Read if you like sport! (ski, swim, run)

Learning How to Swim

In past days it was the parents who were usually responsible for teaching their children to swim, mostly because of safety should they fall into water. Modern days we have seen schools and swimming clubs take on that duty, and really a parent only gets involved at holiday times or if they think their child is a good enough swimmer to compete. This blog concentrates on how to learn to swim as a beginner, and offers tips and pointers on starting to swim and keeping the momentum going. Not only can swimming save your life it is a great aerobic workout and a fine way to keep fit. When you first start you will probably notice that you get out of breath easily, as there is skill developing how to breathe under water that you have to learn. The strong advice is take lessons but here are a few starter points that you can practice by yourself but whilst somebody else is there to supervise.

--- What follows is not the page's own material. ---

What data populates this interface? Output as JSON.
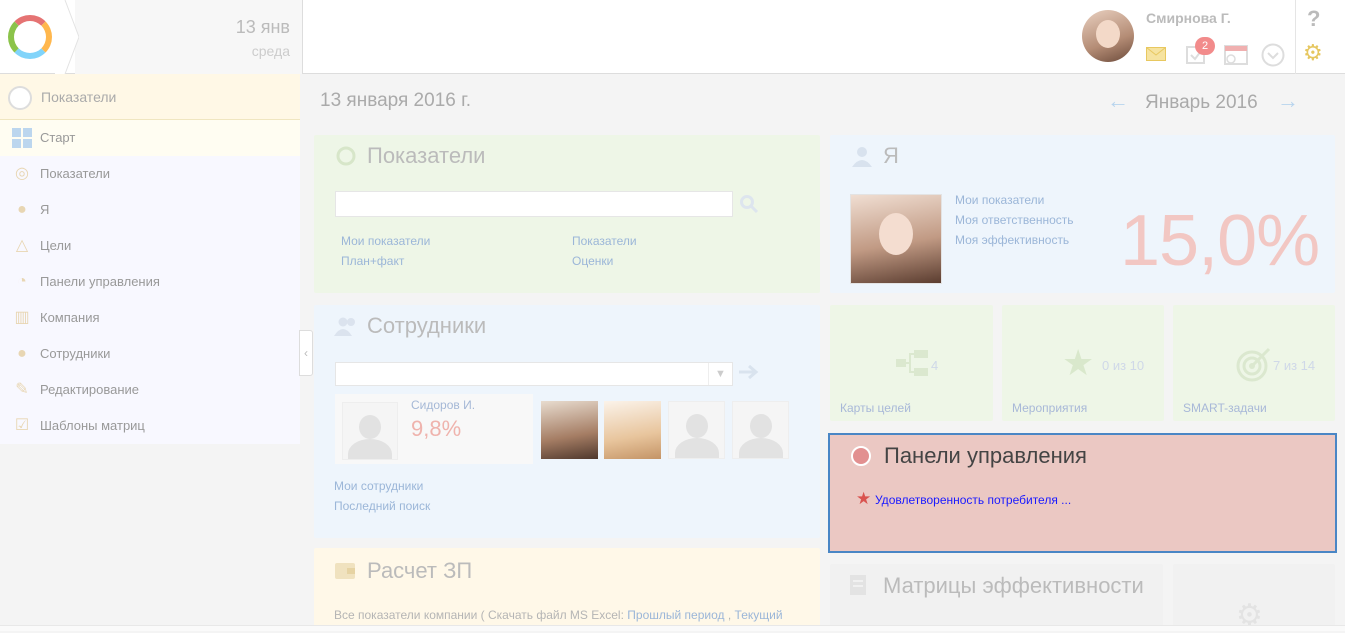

Get Used to the Water

You need to be relaxed with water, so get in the shallow end and walk about. Get used to how to move in the water, its resistance and buoyancy. As you grow more confident walk in deeper up to your shoulders, some beginners fear water so you need to conquer that fear, be comfortable in the pool.

Get Your Face Wet

Time now for your face to get acquainted, in the shallow end hold on to the side of the pool. Take a deep breath, submerge your face and exhale blowing bubbles. Then stand and breathe normally for a few minutes and repeat the action. Practice repeatedly until you are comfortable with your face under water, then you can try moving deeper without holding the side of the pool.

Learn to Float

Next you need to learn how to float, again holding the side of the pool for support take a deep breath and lean back. Whilst on your back try to float for around thirty seconds you may find this will take several attempts. Try the same face down, but for this exercise you will have to kick your legs to give you buoyancy. Once you have mastered both exercises build up so you can do them without holding on to the side.

Use a Float

There are many flotation devices and you will need the help of one for this next exercise, normally some sort of styrofoam float is ideal. Hold the float out in front with arms straight and push off from the side of the pool, kick your legs behind you as you go, rotating your head from one side to the other taking in air as you swim. Try to swim a lap then take a rest.

Try Without a Float

When you are comfortable doing laps with a float it is now time to discard it. Kick off from the side and use your arms straight out in freestyle/crawl swimming, don’t forget to breathe as you have practiced. This is best done in shallow water to give you confidence. When you have mastered all of the above it is now time to start taking proper swimming lessons.